> **TASK REQUIREMENTS**: Work out how many lines of the entries have the word "icon" in them. Respond with that number only.

═════ PROVIDED ENTRIES ═════

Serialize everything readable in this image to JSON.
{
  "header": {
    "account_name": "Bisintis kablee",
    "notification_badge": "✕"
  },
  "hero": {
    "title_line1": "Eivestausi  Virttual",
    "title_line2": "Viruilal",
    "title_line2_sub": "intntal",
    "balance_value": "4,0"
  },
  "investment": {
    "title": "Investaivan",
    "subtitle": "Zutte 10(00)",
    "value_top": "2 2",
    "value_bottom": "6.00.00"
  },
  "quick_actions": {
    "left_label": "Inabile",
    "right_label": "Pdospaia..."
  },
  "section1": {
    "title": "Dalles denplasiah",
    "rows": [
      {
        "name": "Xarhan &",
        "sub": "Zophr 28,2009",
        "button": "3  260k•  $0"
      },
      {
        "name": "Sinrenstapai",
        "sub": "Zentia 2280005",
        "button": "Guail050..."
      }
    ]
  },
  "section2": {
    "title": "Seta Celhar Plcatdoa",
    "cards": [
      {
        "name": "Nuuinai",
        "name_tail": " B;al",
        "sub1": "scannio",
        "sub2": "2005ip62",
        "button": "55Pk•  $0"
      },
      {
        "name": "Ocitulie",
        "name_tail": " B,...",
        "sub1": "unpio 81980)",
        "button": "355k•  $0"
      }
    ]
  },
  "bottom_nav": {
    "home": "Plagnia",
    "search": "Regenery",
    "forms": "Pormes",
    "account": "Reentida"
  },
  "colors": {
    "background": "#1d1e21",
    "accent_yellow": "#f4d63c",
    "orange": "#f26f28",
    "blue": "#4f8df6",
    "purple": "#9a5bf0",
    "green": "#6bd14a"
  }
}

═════
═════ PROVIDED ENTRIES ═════

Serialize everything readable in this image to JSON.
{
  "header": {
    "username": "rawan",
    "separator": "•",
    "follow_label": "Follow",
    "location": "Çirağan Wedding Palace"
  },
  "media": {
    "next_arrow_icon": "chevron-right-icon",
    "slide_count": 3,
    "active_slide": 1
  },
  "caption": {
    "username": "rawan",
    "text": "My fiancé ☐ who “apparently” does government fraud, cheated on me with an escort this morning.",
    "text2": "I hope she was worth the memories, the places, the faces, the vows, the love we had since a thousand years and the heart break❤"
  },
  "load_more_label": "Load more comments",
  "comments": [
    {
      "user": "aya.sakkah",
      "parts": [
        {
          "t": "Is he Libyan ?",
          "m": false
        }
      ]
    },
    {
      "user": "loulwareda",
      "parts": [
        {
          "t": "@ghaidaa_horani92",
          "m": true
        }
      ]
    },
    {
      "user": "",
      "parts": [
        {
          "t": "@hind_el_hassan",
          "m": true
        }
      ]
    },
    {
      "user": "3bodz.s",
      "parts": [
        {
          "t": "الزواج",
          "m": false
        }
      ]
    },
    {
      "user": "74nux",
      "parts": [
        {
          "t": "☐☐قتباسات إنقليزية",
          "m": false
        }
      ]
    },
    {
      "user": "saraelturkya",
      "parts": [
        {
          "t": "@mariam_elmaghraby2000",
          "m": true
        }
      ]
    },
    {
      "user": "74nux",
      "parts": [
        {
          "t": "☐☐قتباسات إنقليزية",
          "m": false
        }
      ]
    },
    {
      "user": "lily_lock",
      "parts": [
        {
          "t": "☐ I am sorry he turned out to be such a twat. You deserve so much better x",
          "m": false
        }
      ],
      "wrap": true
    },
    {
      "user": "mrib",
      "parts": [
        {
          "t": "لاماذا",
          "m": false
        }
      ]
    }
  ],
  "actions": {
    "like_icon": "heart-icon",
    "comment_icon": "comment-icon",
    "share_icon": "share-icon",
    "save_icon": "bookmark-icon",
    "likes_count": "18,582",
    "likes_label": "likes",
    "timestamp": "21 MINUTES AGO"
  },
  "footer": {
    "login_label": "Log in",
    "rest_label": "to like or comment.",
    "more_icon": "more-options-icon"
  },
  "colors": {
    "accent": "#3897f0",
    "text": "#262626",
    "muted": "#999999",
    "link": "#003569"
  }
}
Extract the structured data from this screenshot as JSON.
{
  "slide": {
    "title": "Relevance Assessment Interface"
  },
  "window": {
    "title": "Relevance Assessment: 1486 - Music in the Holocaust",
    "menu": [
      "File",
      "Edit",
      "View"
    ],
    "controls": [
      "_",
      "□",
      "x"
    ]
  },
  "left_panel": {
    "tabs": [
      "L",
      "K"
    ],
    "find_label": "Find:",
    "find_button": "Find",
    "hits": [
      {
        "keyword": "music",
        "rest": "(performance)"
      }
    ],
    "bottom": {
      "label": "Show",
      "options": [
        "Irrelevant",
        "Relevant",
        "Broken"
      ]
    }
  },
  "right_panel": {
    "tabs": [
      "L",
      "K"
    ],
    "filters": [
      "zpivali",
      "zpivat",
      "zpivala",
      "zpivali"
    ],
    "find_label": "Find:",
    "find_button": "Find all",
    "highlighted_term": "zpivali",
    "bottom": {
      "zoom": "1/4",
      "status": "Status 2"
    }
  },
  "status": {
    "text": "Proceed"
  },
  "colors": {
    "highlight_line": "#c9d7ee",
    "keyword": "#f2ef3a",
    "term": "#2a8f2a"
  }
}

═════

> **SOLUTION TO THIS TASK**: 6